### Data provided ###

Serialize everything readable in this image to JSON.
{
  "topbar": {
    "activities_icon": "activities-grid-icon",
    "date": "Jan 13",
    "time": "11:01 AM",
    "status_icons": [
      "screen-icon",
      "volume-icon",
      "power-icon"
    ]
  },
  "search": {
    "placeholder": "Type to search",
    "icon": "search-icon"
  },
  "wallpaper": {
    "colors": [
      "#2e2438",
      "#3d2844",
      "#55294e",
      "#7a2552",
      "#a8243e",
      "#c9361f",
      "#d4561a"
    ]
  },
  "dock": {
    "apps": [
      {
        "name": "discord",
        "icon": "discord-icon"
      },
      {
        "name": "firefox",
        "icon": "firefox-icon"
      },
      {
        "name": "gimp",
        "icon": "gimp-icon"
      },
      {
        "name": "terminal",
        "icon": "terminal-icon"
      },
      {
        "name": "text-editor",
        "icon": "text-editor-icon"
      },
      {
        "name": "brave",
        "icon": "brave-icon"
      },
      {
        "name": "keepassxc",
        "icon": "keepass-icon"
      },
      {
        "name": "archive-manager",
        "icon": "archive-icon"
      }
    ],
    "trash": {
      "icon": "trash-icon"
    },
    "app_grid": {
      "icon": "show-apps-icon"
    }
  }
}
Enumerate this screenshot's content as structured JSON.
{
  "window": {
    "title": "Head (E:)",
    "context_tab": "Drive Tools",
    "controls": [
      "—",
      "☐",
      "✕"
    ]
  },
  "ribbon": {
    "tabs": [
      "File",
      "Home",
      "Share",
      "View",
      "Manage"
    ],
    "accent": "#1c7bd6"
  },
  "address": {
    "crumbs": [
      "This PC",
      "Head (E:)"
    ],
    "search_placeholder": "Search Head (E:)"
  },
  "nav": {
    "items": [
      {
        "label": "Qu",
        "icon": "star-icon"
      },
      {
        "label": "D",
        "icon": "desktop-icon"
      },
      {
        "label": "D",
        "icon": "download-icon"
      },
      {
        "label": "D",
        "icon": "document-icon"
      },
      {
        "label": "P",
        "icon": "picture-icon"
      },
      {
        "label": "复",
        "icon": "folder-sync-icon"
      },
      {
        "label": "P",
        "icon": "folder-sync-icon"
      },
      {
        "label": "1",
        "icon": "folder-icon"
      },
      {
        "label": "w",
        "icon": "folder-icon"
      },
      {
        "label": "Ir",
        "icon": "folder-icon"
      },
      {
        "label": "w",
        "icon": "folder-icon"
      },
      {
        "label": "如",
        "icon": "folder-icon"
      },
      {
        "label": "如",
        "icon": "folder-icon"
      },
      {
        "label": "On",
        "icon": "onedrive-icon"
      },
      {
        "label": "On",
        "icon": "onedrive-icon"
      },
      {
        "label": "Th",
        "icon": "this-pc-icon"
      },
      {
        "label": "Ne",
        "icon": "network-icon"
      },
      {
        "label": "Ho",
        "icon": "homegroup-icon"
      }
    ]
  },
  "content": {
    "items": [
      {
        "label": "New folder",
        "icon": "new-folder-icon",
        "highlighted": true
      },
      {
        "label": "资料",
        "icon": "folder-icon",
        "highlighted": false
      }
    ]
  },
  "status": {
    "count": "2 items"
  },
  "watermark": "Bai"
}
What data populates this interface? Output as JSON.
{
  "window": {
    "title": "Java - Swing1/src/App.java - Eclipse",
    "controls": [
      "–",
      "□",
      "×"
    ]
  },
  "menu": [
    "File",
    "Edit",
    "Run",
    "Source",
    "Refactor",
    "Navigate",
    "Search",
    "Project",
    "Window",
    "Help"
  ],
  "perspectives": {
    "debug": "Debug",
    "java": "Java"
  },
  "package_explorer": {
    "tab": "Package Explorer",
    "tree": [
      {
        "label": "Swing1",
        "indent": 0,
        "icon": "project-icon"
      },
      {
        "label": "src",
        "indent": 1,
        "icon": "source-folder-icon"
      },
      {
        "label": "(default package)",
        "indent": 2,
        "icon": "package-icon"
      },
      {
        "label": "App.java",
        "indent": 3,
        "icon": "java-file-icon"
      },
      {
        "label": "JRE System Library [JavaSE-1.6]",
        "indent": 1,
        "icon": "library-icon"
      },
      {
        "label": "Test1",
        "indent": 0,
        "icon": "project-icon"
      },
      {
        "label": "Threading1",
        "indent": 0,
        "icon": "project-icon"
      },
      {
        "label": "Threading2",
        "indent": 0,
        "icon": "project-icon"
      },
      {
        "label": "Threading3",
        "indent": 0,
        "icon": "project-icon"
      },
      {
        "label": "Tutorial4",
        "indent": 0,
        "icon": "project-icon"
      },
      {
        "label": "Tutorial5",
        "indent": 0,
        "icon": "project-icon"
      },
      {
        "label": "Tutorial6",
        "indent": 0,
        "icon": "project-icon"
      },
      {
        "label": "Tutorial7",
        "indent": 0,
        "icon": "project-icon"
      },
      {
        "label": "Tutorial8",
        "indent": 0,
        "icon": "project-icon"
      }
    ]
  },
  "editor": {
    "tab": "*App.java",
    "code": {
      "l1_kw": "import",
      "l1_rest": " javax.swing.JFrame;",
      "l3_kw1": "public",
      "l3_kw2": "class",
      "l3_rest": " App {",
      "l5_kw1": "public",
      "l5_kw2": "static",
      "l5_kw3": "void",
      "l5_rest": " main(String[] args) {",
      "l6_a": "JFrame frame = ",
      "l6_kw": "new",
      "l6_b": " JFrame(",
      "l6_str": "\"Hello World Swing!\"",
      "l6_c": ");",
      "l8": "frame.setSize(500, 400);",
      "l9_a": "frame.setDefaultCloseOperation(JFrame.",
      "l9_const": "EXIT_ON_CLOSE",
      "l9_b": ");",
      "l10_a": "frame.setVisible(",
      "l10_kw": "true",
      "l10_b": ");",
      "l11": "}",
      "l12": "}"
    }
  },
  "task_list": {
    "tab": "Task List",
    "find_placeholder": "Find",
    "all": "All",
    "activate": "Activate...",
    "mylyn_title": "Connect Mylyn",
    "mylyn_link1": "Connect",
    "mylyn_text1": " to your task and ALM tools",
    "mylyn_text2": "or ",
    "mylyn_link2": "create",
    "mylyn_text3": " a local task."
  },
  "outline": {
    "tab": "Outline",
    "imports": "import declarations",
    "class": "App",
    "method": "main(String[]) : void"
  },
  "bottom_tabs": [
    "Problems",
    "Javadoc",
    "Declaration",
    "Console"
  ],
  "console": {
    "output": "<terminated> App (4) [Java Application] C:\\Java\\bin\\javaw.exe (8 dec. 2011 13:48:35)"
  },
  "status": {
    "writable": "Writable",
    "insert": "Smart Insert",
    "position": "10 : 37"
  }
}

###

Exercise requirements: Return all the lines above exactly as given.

Output below:
Serialize everything readable in this image to JSON.
{
  "topbar": {
    "activities_icon": "activities-grid-icon",
    "date": "Jan 13",
    "time": "11:01 AM",
    "status_icons": [
      "screen-icon",
      "volume-icon",
      "power-icon"
    ]
  },
  "search": {
    "placeholder": "Type to search",
    "icon": "search-icon"
  },
  "wallpaper": {
    "colors": [
      "#2e2438",
      "#3d2844",
      "#55294e",
      "#7a2552",
      "#a8243e",
      "#c9361f",
      "#d4561a"
    ]
  },
  "dock": {
    "apps": [
      {
        "name": "discord",
        "icon": "discord-icon"
      },
      {
        "name": "firefox",
        "icon": "firefox-icon"
      },
      {
        "name": "gimp",
        "icon": "gimp-icon"
      },
      {
        "name": "terminal",
        "icon": "terminal-icon"
      },
      {
        "name": "text-editor",
        "icon": "text-editor-icon"
      },
      {
        "name": "brave",
        "icon": "brave-icon"
      },
      {
        "name": "keepassxc",
        "icon": "keepass-icon"
      },
      {
        "name": "archive-manager",
        "icon": "archive-icon"
      }
    ],
    "trash": {
      "icon": "trash-icon"
    },
    "app_grid": {
      "icon": "show-apps-icon"
    }
  }
}
Enumerate this screenshot's content as structured JSON.
{
  "window": {
    "title": "Head (E:)",
    "context_tab": "Drive Tools",
    "controls": [
      "—",
      "☐",
      "✕"
    ]
  },
  "ribbon": {
    "tabs": [
      "File",
      "Home",
      "Share",
      "View",
      "Manage"
    ],
    "accent": "#1c7bd6"
  },
  "address": {
    "crumbs": [
      "This PC",
      "Head (E:)"
    ],
    "search_placeholder": "Search Head (E:)"
  },
  "nav": {
    "items": [
      {
        "label": "Qu",
        "icon": "star-icon"
      },
      {
        "label": "D",
        "icon": "desktop-icon"
      },
      {
        "label": "D",
        "icon": "download-icon"
      },
      {
        "label": "D",
        "icon": "document-icon"
      },
      {
        "label": "P",
        "icon": "picture-icon"
      },
      {
        "label": "复",
        "icon": "folder-sync-icon"
      },
      {
        "label": "P",
        "icon": "folder-sync-icon"
      },
      {
        "label": "1",
        "icon": "folder-icon"
      },
      {
        "label": "w",
        "icon": "folder-icon"
      },
      {
        "label": "Ir",
        "icon": "folder-icon"
      },
      {
        "label": "w",
        "icon": "folder-icon"
      },
      {
        "label": "如",
        "icon": "folder-icon"
      },
      {
        "label": "如",
        "icon": "folder-icon"
      },
      {
        "label": "On",
        "icon": "onedrive-icon"
      },
      {
        "label": "On",
        "icon": "onedrive-icon"
      },
      {
        "label": "Th",
        "icon": "this-pc-icon"
      },
      {
        "label": "Ne",
        "icon": "network-icon"
      },
      {
        "label": "Ho",
        "icon": "homegroup-icon"
      }
    ]
  },
  "content": {
    "items": [
      {
        "label": "New folder",
        "icon": "new-folder-icon",
        "highlighted": true
      },
      {
        "label": "资料",
        "icon": "folder-icon",
        "highlighted": false
      }
    ]
  },
  "status": {
    "count": "2 items"
  },
  "watermark": "Bai"
}
What data populates this interface? Output as JSON.
{
  "window": {
    "title": "Java - Swing1/src/App.java - Eclipse",
    "controls": [
      "–",
      "□",
      "×"
    ]
  },
  "menu": [
    "File",
    "Edit",
    "Run",
    "Source",
    "Refactor",
    "Navigate",
    "Search",
    "Project",
    "Window",
    "Help"
  ],
  "perspectives": {
    "debug": "Debug",
    "java": "Java"
  },
  "package_explorer": {
    "tab": "Package Explorer",
    "tree": [
      {
        "label": "Swing1",
        "indent": 0,
        "icon": "project-icon"
      },
      {
        "label": "src",
        "indent": 1,
        "icon": "source-folder-icon"
      },
      {
        "label": "(default package)",
        "indent": 2,
        "icon": "package-icon"
      },
      {
        "label": "App.java",
        "indent": 3,
        "icon": "java-file-icon"
      },
      {
        "label": "JRE System Library [JavaSE-1.6]",
        "indent": 1,
        "icon": "library-icon"
      },
      {
        "label": "Test1",
        "indent": 0,
        "icon": "project-icon"
      },
      {
        "label": "Threading1",
        "indent": 0,
        "icon": "project-icon"
      },
      {
        "label": "Threading2",
        "indent": 0,
        "icon": "project-icon"
      },
      {
        "label": "Threading3",
        "indent": 0,
        "icon": "project-icon"
      },
      {
        "label": "Tutorial4",
        "indent": 0,
        "icon": "project-icon"
      },
      {
        "label": "Tutorial5",
        "indent": 0,
        "icon": "project-icon"
      },
      {
        "label": "Tutorial6",
        "indent": 0,
        "icon": "project-icon"
      },
      {
        "label": "Tutorial7",
        "indent": 0,
        "icon": "project-icon"
      },
      {
        "label": "Tutorial8",
        "indent": 0,
        "icon": "project-icon"
      }
    ]
  },
  "editor": {
    "tab": "*App.java",
    "code": {
      "l1_kw": "import",
      "l1_rest": " javax.swing.JFrame;",
      "l3_kw1": "public",
      "l3_kw2": "class",
      "l3_rest": " App {",
      "l5_kw1": "public",
      "l5_kw2": "static",
      "l5_kw3": "void",
      "l5_rest": " main(String[] args) {",
      "l6_a": "JFrame frame = ",
      "l6_kw": "new",
      "l6_b": " JFrame(",
      "l6_str": "\"Hello World Swing!\"",
      "l6_c": ");",
      "l8": "frame.setSize(500, 400);",
      "l9_a": "frame.setDefaultCloseOperation(JFrame.",
      "l9_const": "EXIT_ON_CLOSE",
      "l9_b": ");",
      "l10_a": "frame.setVisible(",
      "l10_kw": "true",
      "l10_b": ");",
      "l11": "}",
      "l12": "}"
    }
  },
  "task_list": {
    "tab": "Task List",
    "find_placeholder": "Find",
    "all": "All",
    "activate": "Activate...",
    "mylyn_title": "Connect Mylyn",
    "mylyn_link1": "Connect",
    "mylyn_text1": " to your task and ALM tools",
    "mylyn_text2": "or ",
    "mylyn_link2": "create",
    "mylyn_text3": " a local task."
  },
  "outline": {
    "tab": "Outline",
    "imports": "import declarations",
    "class": "App",
    "method": "main(String[]) : void"
  },
  "bottom_tabs": [
    "Problems",
    "Javadoc",
    "Declaration",
    "Console"
  ],
  "console": {
    "output": "<terminated> App (4) [Java Application] C:\\Java\\bin\\javaw.exe (8 dec. 2011 13:48:35)"
  },
  "status": {
    "writable": "Writable",
    "insert": "Smart Insert",
    "position": "10 : 37"
  }
}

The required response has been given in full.